- ABOUT THIS EXERCISE -
Copy out every line of the data that follows, exactly.

- TASK MATERIAL -
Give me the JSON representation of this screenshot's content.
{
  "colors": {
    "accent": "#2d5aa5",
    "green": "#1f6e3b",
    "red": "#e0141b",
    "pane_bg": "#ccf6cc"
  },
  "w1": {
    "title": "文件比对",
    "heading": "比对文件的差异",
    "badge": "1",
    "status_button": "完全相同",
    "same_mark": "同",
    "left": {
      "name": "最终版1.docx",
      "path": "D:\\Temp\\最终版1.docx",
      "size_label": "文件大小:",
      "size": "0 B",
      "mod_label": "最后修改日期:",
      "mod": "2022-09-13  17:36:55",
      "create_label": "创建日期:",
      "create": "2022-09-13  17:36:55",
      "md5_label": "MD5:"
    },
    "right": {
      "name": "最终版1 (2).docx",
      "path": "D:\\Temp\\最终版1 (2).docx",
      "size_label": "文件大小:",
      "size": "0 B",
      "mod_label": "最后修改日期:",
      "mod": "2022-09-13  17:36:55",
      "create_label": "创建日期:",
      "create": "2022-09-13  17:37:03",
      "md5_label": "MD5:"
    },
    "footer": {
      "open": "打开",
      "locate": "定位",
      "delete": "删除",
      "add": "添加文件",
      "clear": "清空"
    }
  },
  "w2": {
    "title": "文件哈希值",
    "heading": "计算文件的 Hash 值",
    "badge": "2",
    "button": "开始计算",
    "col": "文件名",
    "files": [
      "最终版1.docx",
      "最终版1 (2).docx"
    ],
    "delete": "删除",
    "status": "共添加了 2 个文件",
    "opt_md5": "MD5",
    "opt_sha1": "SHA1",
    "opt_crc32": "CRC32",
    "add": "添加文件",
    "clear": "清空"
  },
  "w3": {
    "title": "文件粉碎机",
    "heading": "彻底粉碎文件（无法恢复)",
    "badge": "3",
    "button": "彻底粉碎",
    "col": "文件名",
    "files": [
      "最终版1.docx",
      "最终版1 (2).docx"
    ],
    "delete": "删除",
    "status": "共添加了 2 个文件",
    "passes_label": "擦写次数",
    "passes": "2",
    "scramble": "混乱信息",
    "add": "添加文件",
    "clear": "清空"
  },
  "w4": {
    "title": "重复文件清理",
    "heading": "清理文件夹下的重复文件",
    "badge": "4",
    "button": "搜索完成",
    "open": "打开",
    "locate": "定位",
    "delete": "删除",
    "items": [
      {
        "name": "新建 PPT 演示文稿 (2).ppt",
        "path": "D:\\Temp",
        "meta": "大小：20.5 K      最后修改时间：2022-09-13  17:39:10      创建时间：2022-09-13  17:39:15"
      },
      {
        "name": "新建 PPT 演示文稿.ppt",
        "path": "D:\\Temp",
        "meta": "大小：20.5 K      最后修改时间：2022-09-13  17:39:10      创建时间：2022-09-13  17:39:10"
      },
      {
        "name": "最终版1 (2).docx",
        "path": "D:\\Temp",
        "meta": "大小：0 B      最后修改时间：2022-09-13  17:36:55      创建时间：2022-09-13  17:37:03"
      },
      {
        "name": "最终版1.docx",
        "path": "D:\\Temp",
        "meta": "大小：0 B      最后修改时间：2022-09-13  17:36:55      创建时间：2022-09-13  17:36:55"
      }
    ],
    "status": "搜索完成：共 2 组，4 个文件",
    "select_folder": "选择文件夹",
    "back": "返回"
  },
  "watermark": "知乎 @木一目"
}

- SOLUTION BELOW -
Give me the JSON representation of this screenshot's content.
{
  "colors": {
    "accent": "#2d5aa5",
    "green": "#1f6e3b",
    "red": "#e0141b",
    "pane_bg": "#ccf6cc"
  },
  "w1": {
    "title": "文件比对",
    "heading": "比对文件的差异",
    "badge": "1",
    "status_button": "完全相同",
    "same_mark": "同",
    "left": {
      "name": "最终版1.docx",
      "path": "D:\\Temp\\最终版1.docx",
      "size_label": "文件大小:",
      "size": "0 B",
      "mod_label": "最后修改日期:",
      "mod": "2022-09-13  17:36:55",
      "create_label": "创建日期:",
      "create": "2022-09-13  17:36:55",
      "md5_label": "MD5:"
    },
    "right": {
      "name": "最终版1 (2).docx",
      "path": "D:\\Temp\\最终版1 (2).docx",
      "size_label": "文件大小:",
      "size": "0 B",
      "mod_label": "最后修改日期:",
      "mod": "2022-09-13  17:36:55",
      "create_label": "创建日期:",
      "create": "2022-09-13  17:37:03",
      "md5_label": "MD5:"
    },
    "footer": {
      "open": "打开",
      "locate": "定位",
      "delete": "删除",
      "add": "添加文件",
      "clear": "清空"
    }
  },
  "w2": {
    "title": "文件哈希值",
    "heading": "计算文件的 Hash 值",
    "badge": "2",
    "button": "开始计算",
    "col": "文件名",
    "files": [
      "最终版1.docx",
      "最终版1 (2).docx"
    ],
    "delete": "删除",
    "status": "共添加了 2 个文件",
    "opt_md5": "MD5",
    "opt_sha1": "SHA1",
    "opt_crc32": "CRC32",
    "add": "添加文件",
    "clear": "清空"
  },
  "w3": {
    "title": "文件粉碎机",
    "heading": "彻底粉碎文件（无法恢复)",
    "badge": "3",
    "button": "彻底粉碎",
    "col": "文件名",
    "files": [
      "最终版1.docx",
      "最终版1 (2).docx"
    ],
    "delete": "删除",
    "status": "共添加了 2 个文件",
    "passes_label": "擦写次数",
    "passes": "2",
    "scramble": "混乱信息",
    "add": "添加文件",
    "clear": "清空"
  },
  "w4": {
    "title": "重复文件清理",
    "heading": "清理文件夹下的重复文件",
    "badge": "4",
    "button": "搜索完成",
    "open": "打开",
    "locate": "定位",
    "delete": "删除",
    "items": [
      {
        "name": "新建 PPT 演示文稿 (2).ppt",
        "path": "D:\\Temp",
        "meta": "大小：20.5 K      最后修改时间：2022-09-13  17:39:10      创建时间：2022-09-13  17:39:15"
      },
      {
        "name": "新建 PPT 演示文稿.ppt",
        "path": "D:\\Temp",
        "meta": "大小：20.5 K      最后修改时间：2022-09-13  17:39:10      创建时间：2022-09-13  17:39:10"
      },
      {
        "name": "最终版1 (2).docx",
        "path": "D:\\Temp",
        "meta": "大小：0 B      最后修改时间：2022-09-13  17:36:55      创建时间：2022-09-13  17:37:03"
      },
      {
        "name": "最终版1.docx",
        "path": "D:\\Temp",
        "meta": "大小：0 B      最后修改时间：2022-09-13  17:36:55      创建时间：2022-09-13  17:36:55"
      }
    ],
    "status": "搜索完成：共 2 组，4 个文件",
    "select_folder": "选择文件夹",
    "back": "返回"
  },
  "watermark": "知乎 @木一目"
}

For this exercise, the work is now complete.